Announcements and Questions

History of War Battle of Midway veteran enquiry

From Tom Garner:
April 13, 2017

The Battle of Midway Roundtable,

My name is Tom Garner and I am the Staff Writer for History of War magazine. We are an internationally published (including the USA) UK-based magazine that is part of Future Publishing PLC and is issued monthly.

For our next issue I am going to be writing a feature on the Battle of Midway and was wondering if there were any veterans from the battle with interesting/dramatic stories who are willing/able to be interviewed for the magazine about their experiences?

I’m very aware that the veterans are of an advanced age now but I have extensive experience of interviewing WWII and Korean War veterans and have included examples below of previous interviews including a recent one with a Battle of Britain ace pilot.

I'm aware that many veterans might not feel comfortable about talking about their experiences so be assured that I always treat any interviewee with sensitivity and respect.

If any of this sounds feasible/possible then feel to get in touch via email or I am contactable on the phone number below. Alternatively, if there are other avenues to explore to find a veteran I’d be happy to hear about those too.

We're also very happy to do an advert promoting the work of the Battle of Midway Roundtable within the article as a thank you if a veteran is available.

Thank you for taking the time to read this, I look forward to hearing from you.

Yours sincerely,
Tom Garner.
Staff Writer
History of War

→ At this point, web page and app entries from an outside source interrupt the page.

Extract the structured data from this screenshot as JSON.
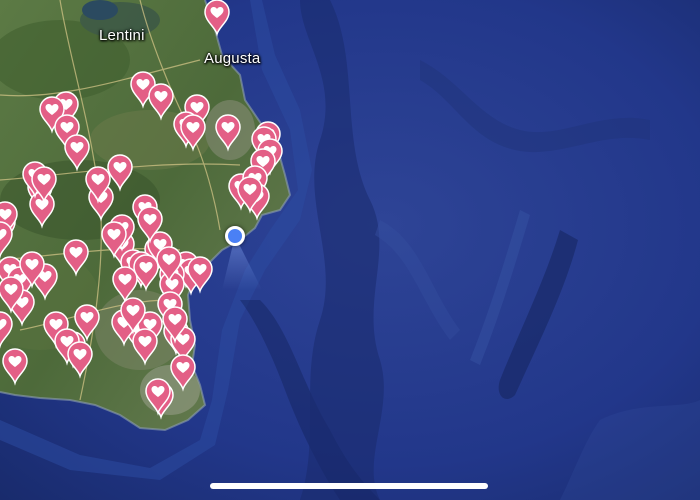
{
  "map": {
    "view": "satellite",
    "labels": [
      {
        "text": "Lentini",
        "name": "city-label-lentini"
      },
      {
        "text": "Augusta",
        "name": "city-label-augusta"
      }
    ],
    "pin_icon": "heart-pin-icon",
    "pin_color": "#e35f86",
    "pin_count": 72,
    "my_location_icon": "my-location-dot-icon",
    "my_location_color": "#4a80f5",
    "water_color": "#24398a",
    "land_color": "#4f6a3a"
  }
}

Editors Comments:  If any veteran on the RoundTable would like to be interviewed contact me and I'll forward your information on to Mr. Garner.